### [TASK DIRECTIONS]
All entries below are to be copied precisely as they appear.

Entries taken from a collection:
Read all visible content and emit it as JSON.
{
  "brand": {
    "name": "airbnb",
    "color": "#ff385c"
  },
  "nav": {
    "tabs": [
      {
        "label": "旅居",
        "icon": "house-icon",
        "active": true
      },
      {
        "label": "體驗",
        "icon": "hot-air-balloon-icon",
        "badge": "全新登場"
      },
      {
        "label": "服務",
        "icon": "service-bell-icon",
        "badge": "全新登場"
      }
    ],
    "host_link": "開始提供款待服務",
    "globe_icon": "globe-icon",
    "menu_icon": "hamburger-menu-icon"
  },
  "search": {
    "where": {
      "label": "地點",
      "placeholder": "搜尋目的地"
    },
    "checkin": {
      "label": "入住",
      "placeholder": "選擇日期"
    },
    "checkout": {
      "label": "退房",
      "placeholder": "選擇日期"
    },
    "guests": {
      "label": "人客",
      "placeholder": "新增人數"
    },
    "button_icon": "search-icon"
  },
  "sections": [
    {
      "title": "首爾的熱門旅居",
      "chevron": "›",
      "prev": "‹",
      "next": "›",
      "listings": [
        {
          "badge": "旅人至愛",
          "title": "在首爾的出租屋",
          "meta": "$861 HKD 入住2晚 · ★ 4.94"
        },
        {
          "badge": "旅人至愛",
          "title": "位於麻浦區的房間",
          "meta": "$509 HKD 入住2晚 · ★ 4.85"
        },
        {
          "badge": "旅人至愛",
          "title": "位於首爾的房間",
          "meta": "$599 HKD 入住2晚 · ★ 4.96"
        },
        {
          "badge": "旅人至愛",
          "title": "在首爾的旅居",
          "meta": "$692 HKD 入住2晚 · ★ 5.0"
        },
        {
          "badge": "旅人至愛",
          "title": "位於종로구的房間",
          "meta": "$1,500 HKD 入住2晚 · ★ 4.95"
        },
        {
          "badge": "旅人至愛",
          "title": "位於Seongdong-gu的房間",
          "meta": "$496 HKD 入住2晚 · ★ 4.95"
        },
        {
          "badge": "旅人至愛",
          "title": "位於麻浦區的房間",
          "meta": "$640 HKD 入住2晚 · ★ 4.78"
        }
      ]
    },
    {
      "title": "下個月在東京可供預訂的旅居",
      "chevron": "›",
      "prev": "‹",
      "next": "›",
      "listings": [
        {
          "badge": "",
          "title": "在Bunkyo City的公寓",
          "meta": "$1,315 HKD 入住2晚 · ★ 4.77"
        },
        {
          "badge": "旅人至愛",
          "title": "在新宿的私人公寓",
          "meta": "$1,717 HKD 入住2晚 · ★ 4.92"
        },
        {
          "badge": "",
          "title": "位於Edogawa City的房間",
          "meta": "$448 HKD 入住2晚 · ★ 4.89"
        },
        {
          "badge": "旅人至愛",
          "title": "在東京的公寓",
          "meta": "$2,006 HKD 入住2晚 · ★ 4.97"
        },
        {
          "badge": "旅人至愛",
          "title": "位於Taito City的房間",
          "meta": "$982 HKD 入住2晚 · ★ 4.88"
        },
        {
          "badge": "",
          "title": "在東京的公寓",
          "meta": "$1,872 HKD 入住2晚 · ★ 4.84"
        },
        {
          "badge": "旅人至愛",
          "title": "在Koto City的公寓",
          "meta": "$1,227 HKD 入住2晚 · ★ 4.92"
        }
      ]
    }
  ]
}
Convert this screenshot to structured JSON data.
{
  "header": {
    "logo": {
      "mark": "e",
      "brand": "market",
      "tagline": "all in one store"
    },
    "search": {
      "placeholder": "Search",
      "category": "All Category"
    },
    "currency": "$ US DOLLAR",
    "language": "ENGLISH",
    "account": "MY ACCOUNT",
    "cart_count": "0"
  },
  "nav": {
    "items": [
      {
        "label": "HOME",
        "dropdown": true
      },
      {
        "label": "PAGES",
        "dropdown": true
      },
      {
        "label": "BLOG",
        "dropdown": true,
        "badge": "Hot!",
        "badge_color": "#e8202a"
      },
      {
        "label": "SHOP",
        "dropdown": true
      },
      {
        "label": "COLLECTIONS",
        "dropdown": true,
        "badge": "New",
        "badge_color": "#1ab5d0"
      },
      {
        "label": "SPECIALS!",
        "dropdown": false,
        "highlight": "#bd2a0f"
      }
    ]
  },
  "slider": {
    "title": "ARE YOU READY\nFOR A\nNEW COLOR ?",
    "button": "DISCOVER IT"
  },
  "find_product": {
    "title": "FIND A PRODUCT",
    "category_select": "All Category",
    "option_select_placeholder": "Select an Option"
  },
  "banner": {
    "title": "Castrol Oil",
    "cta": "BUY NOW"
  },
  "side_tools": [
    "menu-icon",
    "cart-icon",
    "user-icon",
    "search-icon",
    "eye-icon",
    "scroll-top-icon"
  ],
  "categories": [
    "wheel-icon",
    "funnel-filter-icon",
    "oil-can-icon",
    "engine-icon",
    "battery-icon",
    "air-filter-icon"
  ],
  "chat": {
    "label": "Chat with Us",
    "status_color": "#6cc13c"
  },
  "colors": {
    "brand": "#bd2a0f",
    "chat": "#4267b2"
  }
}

### [EXPECTED ANSWER]
Read all visible content and emit it as JSON.
{
  "brand": {
    "name": "airbnb",
    "color": "#ff385c"
  },
  "nav": {
    "tabs": [
      {
        "label": "旅居",
        "icon": "house-icon",
        "active": true
      },
      {
        "label": "體驗",
        "icon": "hot-air-balloon-icon",
        "badge": "全新登場"
      },
      {
        "label": "服務",
        "icon": "service-bell-icon",
        "badge": "全新登場"
      }
    ],
    "host_link": "開始提供款待服務",
    "globe_icon": "globe-icon",
    "menu_icon": "hamburger-menu-icon"
  },
  "search": {
    "where": {
      "label": "地點",
      "placeholder": "搜尋目的地"
    },
    "checkin": {
      "label": "入住",
      "placeholder": "選擇日期"
    },
    "checkout": {
      "label": "退房",
      "placeholder": "選擇日期"
    },
    "guests": {
      "label": "人客",
      "placeholder": "新增人數"
    },
    "button_icon": "search-icon"
  },
  "sections": [
    {
      "title": "首爾的熱門旅居",
      "chevron": "›",
      "prev": "‹",
      "next": "›",
      "listings": [
        {
          "badge": "旅人至愛",
          "title": "在首爾的出租屋",
          "meta": "$861 HKD 入住2晚 · ★ 4.94"
        },
        {
          "badge": "旅人至愛",
          "title": "位於麻浦區的房間",
          "meta": "$509 HKD 入住2晚 · ★ 4.85"
        },
        {
          "badge": "旅人至愛",
          "title": "位於首爾的房間",
          "meta": "$599 HKD 入住2晚 · ★ 4.96"
        },
        {
          "badge": "旅人至愛",
          "title": "在首爾的旅居",
          "meta": "$692 HKD 入住2晚 · ★ 5.0"
        },
        {
          "badge": "旅人至愛",
          "title": "位於종로구的房間",
          "meta": "$1,500 HKD 入住2晚 · ★ 4.95"
        },
        {
          "badge": "旅人至愛",
          "title": "位於Seongdong-gu的房間",
          "meta": "$496 HKD 入住2晚 · ★ 4.95"
        },
        {
          "badge": "旅人至愛",
          "title": "位於麻浦區的房間",
          "meta": "$640 HKD 入住2晚 · ★ 4.78"
        }
      ]
    },
    {
      "title": "下個月在東京可供預訂的旅居",
      "chevron": "›",
      "prev": "‹",
      "next": "›",
      "listings": [
        {
          "badge": "",
          "title": "在Bunkyo City的公寓",
          "meta": "$1,315 HKD 入住2晚 · ★ 4.77"
        },
        {
          "badge": "旅人至愛",
          "title": "在新宿的私人公寓",
          "meta": "$1,717 HKD 入住2晚 · ★ 4.92"
        },
        {
          "badge": "",
          "title": "位於Edogawa City的房間",
          "meta": "$448 HKD 入住2晚 · ★ 4.89"
        },
        {
          "badge": "旅人至愛",
          "title": "在東京的公寓",
          "meta": "$2,006 HKD 入住2晚 · ★ 4.97"
        },
        {
          "badge": "旅人至愛",
          "title": "位於Taito City的房間",
          "meta": "$982 HKD 入住2晚 · ★ 4.88"
        },
        {
          "badge": "",
          "title": "在東京的公寓",
          "meta": "$1,872 HKD 入住2晚 · ★ 4.84"
        },
        {
          "badge": "旅人至愛",
          "title": "在Koto City的公寓",
          "meta": "$1,227 HKD 入住2晚 · ★ 4.92"
        }
      ]
    }
  ]
}
Convert this screenshot to structured JSON data.
{
  "header": {
    "logo": {
      "mark": "e",
      "brand": "market",
      "tagline": "all in one store"
    },
    "search": {
      "placeholder": "Search",
      "category": "All Category"
    },
    "currency": "$ US DOLLAR",
    "language": "ENGLISH",
    "account": "MY ACCOUNT",
    "cart_count": "0"
  },
  "nav": {
    "items": [
      {
        "label": "HOME",
        "dropdown": true
      },
      {
        "label": "PAGES",
        "dropdown": true
      },
      {
        "label": "BLOG",
        "dropdown": true,
        "badge": "Hot!",
        "badge_color": "#e8202a"
      },
      {
        "label": "SHOP",
        "dropdown": true
      },
      {
        "label": "COLLECTIONS",
        "dropdown": true,
        "badge": "New",
        "badge_color": "#1ab5d0"
      },
      {
        "label": "SPECIALS!",
        "dropdown": false,
        "highlight": "#bd2a0f"
      }
    ]
  },
  "slider": {
    "title": "ARE YOU READY\nFOR A\nNEW COLOR ?",
    "button": "DISCOVER IT"
  },
  "find_product": {
    "title": "FIND A PRODUCT",
    "category_select": "All Category",
    "option_select_placeholder": "Select an Option"
  },
  "banner": {
    "title": "Castrol Oil",
    "cta": "BUY NOW"
  },
  "side_tools": [
    "menu-icon",
    "cart-icon",
    "user-icon",
    "search-icon",
    "eye-icon",
    "scroll-top-icon"
  ],
  "categories": [
    "wheel-icon",
    "funnel-filter-icon",
    "oil-can-icon",
    "engine-icon",
    "battery-icon",
    "air-filter-icon"
  ],
  "chat": {
    "label": "Chat with Us",
    "status_color": "#6cc13c"
  },
  "colors": {
    "brand": "#bd2a0f",
    "chat": "#4267b2"
  }
}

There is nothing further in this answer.